§ **Brief**:
Find all lines with the word "title" in the material, then copy them.

§ **Given records**:

▬▬▬

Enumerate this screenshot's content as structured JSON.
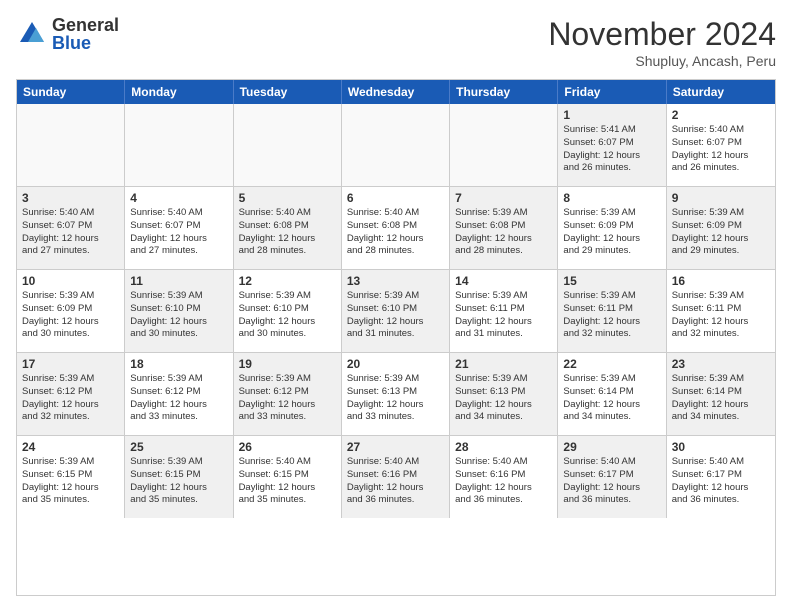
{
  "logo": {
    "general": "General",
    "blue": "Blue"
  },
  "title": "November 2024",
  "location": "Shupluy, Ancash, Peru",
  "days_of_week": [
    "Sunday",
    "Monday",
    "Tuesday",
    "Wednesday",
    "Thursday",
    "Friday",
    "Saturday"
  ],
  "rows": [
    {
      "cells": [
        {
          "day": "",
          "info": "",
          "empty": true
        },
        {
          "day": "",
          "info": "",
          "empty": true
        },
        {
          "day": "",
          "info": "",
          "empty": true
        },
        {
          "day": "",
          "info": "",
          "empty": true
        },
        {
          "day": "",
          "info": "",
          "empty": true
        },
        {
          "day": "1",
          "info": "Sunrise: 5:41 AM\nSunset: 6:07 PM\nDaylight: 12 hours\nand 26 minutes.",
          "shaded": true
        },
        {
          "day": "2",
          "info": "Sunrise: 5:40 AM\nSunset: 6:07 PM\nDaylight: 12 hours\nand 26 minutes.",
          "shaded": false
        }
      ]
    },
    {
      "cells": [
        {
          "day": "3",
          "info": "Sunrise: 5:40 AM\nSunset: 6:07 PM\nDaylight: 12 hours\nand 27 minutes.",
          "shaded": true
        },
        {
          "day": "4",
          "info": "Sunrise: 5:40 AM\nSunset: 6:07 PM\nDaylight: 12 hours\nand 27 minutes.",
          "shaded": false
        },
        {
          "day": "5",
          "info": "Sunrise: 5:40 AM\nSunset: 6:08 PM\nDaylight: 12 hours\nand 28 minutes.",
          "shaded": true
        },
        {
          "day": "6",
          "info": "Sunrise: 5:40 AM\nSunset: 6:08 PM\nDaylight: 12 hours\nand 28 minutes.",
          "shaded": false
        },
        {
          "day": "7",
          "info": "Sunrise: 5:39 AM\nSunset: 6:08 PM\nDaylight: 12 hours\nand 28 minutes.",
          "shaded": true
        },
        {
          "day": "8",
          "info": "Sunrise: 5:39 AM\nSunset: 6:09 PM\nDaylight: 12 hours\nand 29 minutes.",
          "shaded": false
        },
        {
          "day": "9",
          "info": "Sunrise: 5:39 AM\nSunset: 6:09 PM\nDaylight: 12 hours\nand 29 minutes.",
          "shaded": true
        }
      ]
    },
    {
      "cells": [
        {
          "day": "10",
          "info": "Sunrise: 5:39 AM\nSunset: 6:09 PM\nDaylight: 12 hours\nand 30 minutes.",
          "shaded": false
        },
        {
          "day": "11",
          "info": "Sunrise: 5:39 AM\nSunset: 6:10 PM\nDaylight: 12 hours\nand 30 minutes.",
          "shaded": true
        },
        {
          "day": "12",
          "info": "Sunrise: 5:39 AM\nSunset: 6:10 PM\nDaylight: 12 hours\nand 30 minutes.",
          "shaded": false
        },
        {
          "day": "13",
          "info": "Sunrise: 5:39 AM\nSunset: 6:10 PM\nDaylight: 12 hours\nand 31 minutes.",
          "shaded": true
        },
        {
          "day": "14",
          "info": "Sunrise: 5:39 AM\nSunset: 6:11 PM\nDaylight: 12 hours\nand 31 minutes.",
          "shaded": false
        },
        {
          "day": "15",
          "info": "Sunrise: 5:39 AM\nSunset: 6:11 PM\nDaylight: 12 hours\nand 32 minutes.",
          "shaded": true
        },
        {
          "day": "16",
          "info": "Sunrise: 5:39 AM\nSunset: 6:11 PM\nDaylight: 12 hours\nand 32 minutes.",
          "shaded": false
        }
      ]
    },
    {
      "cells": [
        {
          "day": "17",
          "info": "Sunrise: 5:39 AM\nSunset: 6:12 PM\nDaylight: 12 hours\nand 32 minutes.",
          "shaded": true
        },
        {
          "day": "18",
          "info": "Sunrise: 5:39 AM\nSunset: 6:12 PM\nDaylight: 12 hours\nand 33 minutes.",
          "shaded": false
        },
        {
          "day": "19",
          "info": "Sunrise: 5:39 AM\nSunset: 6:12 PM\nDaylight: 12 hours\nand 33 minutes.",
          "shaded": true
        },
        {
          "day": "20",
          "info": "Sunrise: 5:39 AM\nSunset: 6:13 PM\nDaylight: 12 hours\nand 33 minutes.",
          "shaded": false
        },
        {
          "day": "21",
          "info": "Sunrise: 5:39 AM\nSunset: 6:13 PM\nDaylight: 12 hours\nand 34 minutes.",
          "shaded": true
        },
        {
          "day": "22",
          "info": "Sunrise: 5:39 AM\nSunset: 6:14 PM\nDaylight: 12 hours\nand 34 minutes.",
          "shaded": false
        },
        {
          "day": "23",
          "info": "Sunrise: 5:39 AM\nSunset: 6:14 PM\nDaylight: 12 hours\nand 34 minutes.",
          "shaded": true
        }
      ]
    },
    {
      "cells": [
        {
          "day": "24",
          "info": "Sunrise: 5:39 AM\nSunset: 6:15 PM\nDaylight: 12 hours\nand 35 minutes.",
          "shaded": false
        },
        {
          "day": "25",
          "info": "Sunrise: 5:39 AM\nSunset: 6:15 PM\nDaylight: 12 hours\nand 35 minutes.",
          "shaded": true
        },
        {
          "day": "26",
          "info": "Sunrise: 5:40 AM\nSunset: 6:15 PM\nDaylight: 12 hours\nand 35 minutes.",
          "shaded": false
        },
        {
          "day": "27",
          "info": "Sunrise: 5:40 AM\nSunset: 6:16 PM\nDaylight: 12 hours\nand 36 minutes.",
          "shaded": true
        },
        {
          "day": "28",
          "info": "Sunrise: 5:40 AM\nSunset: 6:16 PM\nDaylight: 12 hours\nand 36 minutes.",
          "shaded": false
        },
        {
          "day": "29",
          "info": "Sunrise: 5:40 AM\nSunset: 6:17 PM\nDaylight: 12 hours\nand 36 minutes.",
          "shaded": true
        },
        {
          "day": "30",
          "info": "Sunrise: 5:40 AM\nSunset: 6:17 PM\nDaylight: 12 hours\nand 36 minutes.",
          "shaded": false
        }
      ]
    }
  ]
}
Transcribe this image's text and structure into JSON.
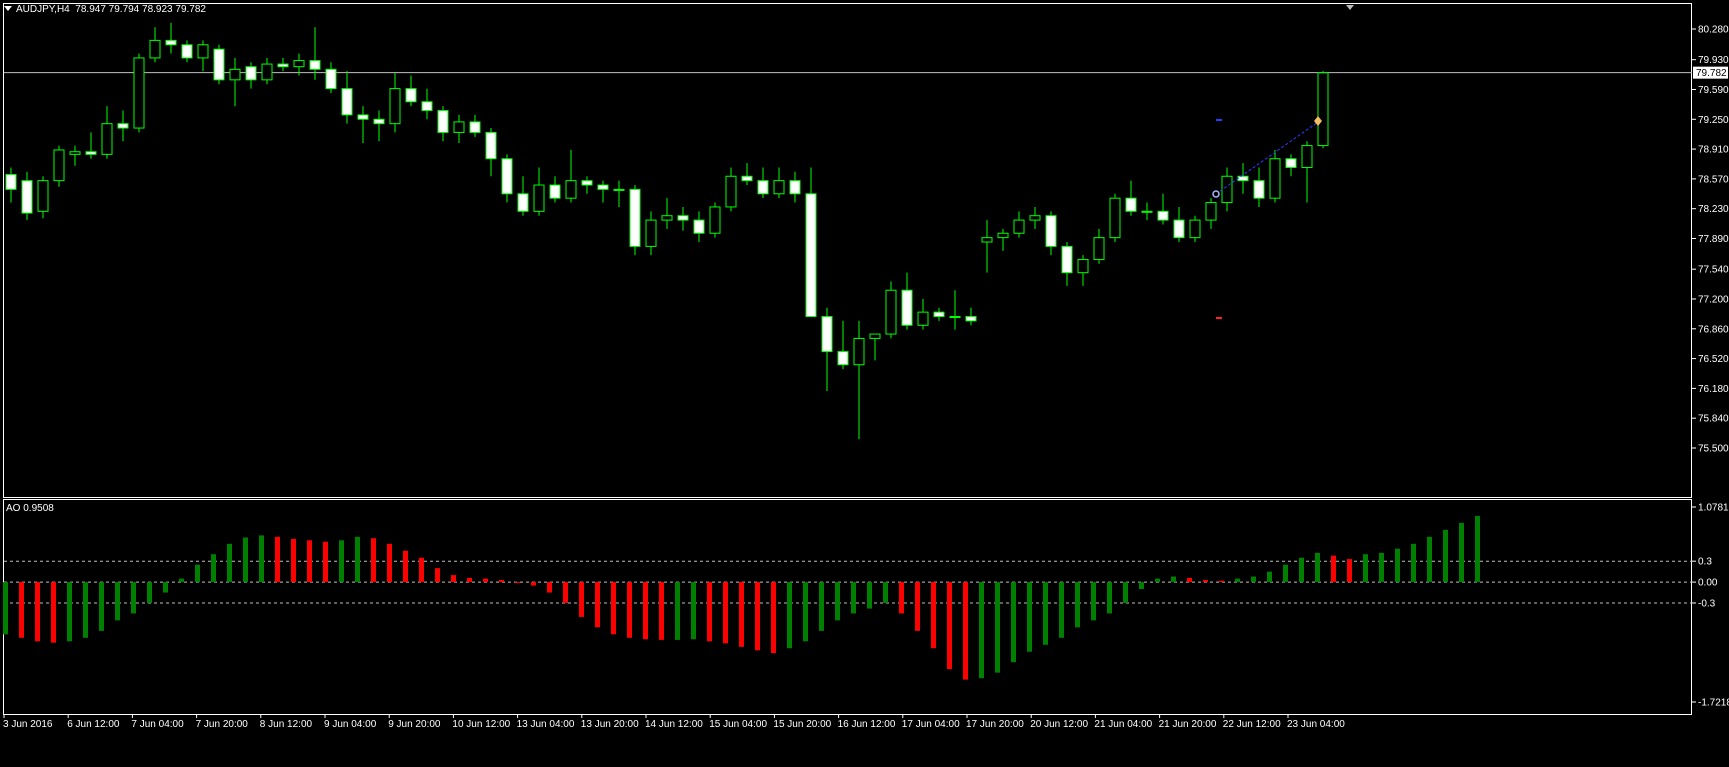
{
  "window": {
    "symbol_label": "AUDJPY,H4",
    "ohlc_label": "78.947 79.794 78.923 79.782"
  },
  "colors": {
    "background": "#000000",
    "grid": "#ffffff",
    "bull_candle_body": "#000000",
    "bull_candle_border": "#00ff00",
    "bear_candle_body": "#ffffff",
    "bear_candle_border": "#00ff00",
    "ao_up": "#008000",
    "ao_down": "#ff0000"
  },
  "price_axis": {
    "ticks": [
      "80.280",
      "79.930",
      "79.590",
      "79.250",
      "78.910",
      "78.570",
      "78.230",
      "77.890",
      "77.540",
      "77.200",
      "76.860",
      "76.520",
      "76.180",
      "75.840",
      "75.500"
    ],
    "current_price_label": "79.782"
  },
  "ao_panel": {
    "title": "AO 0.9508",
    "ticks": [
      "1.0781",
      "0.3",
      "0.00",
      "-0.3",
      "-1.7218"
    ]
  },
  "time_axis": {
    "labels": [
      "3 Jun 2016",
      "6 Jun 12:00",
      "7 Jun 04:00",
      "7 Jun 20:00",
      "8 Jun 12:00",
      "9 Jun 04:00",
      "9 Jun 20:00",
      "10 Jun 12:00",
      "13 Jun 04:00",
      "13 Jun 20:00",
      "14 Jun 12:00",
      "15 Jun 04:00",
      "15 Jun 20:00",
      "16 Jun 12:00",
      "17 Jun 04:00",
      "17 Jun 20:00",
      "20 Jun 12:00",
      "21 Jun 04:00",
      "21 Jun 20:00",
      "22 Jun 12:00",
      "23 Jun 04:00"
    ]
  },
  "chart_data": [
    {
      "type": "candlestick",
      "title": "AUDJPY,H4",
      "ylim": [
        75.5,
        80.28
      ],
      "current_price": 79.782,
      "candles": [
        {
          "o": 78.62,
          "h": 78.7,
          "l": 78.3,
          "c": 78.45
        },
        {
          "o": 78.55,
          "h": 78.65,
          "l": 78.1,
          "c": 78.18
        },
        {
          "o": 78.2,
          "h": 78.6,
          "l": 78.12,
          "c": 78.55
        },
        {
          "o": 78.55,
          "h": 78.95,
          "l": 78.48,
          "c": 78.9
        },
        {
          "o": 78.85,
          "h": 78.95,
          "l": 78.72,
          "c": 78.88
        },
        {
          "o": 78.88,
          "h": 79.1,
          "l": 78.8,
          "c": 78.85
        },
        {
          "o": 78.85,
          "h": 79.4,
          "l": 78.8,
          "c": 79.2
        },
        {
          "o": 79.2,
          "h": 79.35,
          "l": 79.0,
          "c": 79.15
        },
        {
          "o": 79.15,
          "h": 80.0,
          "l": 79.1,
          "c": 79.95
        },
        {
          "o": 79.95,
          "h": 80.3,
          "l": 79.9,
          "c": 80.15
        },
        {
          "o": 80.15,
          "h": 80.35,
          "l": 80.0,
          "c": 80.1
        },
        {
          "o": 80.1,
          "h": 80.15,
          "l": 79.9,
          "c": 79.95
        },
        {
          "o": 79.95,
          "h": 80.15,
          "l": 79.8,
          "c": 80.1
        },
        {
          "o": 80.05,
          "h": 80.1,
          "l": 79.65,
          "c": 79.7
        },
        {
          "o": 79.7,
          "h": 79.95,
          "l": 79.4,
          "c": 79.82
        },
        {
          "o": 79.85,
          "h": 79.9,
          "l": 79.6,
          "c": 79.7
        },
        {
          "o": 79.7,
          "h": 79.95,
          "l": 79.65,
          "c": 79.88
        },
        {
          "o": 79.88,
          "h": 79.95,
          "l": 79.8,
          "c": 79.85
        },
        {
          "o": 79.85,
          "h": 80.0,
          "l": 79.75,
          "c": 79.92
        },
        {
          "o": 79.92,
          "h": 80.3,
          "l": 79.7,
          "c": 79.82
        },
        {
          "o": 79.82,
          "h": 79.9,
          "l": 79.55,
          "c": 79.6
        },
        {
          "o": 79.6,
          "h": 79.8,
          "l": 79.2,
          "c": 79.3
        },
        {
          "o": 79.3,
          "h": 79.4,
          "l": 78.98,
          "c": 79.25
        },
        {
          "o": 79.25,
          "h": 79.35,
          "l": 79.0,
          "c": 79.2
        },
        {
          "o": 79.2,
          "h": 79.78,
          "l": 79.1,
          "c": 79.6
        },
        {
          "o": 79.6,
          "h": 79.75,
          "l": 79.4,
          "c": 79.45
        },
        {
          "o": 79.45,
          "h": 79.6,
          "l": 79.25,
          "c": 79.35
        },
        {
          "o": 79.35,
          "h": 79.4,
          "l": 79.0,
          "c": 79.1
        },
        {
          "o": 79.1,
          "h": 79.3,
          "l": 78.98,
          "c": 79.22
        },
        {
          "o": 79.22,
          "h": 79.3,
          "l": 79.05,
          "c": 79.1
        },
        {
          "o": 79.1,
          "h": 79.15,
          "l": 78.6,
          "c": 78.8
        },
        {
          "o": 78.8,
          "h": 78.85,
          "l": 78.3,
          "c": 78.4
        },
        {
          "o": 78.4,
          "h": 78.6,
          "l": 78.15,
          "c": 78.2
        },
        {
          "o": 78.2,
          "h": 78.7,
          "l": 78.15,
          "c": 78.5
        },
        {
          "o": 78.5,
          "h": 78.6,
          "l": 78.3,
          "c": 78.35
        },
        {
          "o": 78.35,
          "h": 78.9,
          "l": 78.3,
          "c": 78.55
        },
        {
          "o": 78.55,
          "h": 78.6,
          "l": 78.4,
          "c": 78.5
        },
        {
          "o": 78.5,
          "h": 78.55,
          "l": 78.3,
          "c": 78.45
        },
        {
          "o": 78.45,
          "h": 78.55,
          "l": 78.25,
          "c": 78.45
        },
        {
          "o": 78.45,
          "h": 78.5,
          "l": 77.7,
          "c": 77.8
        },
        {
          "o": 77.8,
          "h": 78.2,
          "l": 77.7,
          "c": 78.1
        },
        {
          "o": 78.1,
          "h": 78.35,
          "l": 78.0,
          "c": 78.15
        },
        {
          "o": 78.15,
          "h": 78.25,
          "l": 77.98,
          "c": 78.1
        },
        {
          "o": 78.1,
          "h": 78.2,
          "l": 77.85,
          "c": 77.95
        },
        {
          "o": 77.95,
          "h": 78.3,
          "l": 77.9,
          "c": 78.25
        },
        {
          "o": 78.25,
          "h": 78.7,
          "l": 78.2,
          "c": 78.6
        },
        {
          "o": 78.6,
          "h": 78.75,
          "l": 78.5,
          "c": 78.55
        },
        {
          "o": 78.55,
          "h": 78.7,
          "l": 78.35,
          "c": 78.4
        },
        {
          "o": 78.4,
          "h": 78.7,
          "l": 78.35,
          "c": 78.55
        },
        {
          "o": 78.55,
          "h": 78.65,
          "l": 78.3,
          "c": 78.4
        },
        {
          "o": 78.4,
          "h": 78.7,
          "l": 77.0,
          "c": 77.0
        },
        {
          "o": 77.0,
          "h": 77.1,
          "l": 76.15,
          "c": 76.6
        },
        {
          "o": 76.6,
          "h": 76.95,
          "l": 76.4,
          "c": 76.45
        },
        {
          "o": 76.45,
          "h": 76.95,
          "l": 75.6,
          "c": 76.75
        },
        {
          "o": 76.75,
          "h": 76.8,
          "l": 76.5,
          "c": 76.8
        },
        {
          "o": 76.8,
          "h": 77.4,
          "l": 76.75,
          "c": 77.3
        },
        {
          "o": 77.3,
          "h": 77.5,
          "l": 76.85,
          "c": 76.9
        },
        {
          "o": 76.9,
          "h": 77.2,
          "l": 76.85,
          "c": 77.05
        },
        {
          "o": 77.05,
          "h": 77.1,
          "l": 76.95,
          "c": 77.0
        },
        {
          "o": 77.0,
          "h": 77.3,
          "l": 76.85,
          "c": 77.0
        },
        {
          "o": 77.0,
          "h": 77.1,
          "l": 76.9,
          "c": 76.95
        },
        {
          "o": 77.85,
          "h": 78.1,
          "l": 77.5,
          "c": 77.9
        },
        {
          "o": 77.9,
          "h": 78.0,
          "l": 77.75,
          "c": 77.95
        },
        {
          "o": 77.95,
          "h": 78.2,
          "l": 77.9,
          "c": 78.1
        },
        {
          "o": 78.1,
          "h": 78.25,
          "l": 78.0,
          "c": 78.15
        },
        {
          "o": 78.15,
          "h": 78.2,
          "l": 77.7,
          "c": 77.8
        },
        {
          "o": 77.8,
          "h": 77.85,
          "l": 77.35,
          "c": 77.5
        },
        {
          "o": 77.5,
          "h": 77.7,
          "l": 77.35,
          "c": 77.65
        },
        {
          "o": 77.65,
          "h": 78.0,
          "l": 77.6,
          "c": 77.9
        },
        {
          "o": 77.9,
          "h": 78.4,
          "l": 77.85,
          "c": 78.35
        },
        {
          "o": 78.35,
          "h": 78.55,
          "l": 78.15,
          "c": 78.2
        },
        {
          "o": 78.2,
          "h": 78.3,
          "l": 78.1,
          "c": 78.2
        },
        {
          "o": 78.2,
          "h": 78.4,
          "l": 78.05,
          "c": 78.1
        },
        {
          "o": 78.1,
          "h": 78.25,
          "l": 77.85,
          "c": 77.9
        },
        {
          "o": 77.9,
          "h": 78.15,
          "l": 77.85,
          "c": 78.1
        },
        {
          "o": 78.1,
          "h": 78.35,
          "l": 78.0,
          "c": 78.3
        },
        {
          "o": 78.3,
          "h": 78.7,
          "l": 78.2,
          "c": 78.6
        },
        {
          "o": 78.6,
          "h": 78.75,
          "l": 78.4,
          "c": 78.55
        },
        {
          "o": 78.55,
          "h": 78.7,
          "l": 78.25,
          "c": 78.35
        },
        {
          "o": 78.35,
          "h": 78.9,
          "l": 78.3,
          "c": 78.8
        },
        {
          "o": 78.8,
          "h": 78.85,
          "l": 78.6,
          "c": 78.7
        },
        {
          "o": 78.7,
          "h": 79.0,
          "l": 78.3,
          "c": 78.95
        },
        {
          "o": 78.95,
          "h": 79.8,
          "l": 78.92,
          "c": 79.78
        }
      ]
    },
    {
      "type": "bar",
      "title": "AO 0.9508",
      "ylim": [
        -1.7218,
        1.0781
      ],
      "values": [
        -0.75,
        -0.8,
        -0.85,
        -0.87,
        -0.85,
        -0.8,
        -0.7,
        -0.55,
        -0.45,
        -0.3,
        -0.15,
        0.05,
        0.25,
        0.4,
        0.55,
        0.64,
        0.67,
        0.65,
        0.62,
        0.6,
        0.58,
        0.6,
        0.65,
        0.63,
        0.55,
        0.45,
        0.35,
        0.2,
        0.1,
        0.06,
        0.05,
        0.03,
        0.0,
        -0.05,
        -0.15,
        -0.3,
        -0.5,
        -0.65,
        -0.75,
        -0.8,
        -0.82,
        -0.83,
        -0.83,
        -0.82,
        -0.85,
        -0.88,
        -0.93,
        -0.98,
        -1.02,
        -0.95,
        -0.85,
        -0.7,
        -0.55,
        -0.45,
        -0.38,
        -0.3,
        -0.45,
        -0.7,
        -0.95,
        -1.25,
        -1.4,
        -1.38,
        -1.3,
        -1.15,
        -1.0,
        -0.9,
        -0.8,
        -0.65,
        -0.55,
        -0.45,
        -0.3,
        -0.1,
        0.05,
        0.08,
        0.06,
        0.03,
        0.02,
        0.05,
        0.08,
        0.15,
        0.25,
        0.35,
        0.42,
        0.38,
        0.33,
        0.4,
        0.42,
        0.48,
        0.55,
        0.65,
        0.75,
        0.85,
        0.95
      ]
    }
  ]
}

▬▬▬

§ **Written response**:
  "title": "November 2024",
    "title": "AO 0.9508",
      "title": "AUDJPY,H4",
      "title": "AO 0.9508",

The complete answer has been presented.